The light texture and intense flavor of gelato — considered to be an Italian invention — comes from having a much lower milk fat content than traditional ice cream, more in the 4% to 8% range. In return, it has a much higher sugar/sweetener content than ice cream, running in the range of 16% to 24%. Gelato overrun tends to be about 20% to 35%.

Throughout most major cities in Italy, you’ll find that gelato shops are everywhere, catering to natives and tourists alike.

Berry gelato
Photo by alessandrozocc/Envato
Nutrition facts for ice cream, frozen yogurt, gelato & more

And if you’re here reading up on the difference between ice cream and frozen yogurt, you’re probably somewhat interested in the calories, fat and sugar in each.

Below, you can see how the numbers for calories, fat, sugar and protein look for 100g portions — which is larger than the average serving, but the size we could best compare. We used vanilla varieties for our baseline.

Of course, no matter which you choose, it’s wise to be aware of portion size and to watch out for those toppings, mix-ins and dips, because it’s easier than you think to assemble a thousand-calorie dessert.

Frozen yogurt (vanilla, soft-serve)

Calories: 159
Protein: 4g
Fat: 5.6g
Sugars: 24g

Ice cream (vanilla, regular)

Calories: 207
Protein: 3.5g
Fat: 11g
Sugars: 21.2g

Ice cream (French vanilla, soft-serve)

Calories: 222
Protein: 4.1g
Fat: 13g
Sugars: 21.2g

Ice cream (vanilla, light)

Calories: 180
Protein: 4.8g
Fat: 4.8g
Sugars: 22.1g

 Gelato (vanilla)

Calories: 138
Protein: 1.8g
Fat: 5.3g
Sugars: 19g

Source: Calorie King

Frozen custard (vanilla)

Calories: 220
Protein: 4.1g
Fat: 13.1g
Sugars: 19g

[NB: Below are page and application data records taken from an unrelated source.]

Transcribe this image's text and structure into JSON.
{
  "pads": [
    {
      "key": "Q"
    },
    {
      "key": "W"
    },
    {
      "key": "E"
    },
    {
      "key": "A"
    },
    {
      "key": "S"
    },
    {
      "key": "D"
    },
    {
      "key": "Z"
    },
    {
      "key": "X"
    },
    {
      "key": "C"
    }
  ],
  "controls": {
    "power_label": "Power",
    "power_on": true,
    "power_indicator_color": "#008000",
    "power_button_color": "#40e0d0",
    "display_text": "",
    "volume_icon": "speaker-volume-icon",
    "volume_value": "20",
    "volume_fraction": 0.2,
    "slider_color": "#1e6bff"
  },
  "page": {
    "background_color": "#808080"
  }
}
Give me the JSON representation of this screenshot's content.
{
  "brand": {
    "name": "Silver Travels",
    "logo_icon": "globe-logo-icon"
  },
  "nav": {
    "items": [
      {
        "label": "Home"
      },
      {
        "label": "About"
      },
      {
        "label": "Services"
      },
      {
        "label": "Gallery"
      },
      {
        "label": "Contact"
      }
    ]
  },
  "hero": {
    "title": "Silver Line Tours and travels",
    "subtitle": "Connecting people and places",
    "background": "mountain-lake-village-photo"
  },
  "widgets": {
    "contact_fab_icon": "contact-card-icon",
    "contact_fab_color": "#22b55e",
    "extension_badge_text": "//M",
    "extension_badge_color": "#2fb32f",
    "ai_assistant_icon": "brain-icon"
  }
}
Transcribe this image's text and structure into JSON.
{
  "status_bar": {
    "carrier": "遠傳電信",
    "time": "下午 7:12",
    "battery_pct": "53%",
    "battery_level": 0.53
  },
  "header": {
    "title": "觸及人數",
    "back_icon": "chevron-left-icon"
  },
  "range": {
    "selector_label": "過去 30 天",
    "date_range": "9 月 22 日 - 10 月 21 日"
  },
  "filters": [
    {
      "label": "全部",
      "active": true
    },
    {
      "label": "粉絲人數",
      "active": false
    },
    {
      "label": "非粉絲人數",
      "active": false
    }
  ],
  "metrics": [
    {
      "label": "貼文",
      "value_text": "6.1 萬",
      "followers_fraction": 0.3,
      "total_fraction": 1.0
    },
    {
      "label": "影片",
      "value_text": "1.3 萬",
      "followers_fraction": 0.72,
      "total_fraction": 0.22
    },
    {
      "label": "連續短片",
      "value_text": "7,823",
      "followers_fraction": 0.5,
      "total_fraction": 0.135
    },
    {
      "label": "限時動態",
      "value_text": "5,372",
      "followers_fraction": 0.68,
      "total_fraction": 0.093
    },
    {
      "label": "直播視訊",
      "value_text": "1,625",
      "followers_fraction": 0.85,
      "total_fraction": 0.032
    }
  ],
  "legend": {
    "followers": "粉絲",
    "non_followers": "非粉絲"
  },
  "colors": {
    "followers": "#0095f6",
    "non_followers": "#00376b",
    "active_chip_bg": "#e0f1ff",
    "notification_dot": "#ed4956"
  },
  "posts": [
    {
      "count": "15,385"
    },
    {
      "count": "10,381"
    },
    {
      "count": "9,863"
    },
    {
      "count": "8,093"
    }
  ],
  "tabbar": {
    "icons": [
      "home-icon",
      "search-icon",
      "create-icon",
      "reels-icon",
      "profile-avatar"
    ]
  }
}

Source: Calorie King

Ice cream (vanilla, fat free)

Calories: 138
Protein: 4.5g
Fat: 0g
Sugars: 6.3g

Vanilla Ice (not frozen)

vanilla iceIngredients: Ice, ice, baby

Unable to verify nutritional data

Variety is the spice of life

It’s one thing to define the difference between ice cream and frozen yogurt, gelato and so forth, but the best way to see the difference is to experience them all for yourself. Some people adore smooth and creamy, others like the feel of tiny ice crystals. Likewise, a lot of folks are all about sweet, while some adore yogurt’s tangy taste.

We recommend you try them all — if for no other reason than to be sure you don’t miss out on discovering your favorite dessert ever.

Nancy J Price & Betsy Bailey

Nancy J Price & Betsy Bailey

We're Nancy and Betsy, and we've been adventuring in the digital world since the mid-90s -- truly making us that type of entrepreneurial internet pioneer Gen X is known for! We started Myria.com back in 1998 and later launched SheKnows.com -- among various other online and print projects. Our partnership has spanned decades and crossed state lines (multiple times!). Nancy currently resides Arizona, and Betsy's newest home base is Minnesota. It's been an incredible journey of collaboration and innovation. You can read more about our story here!

don't miss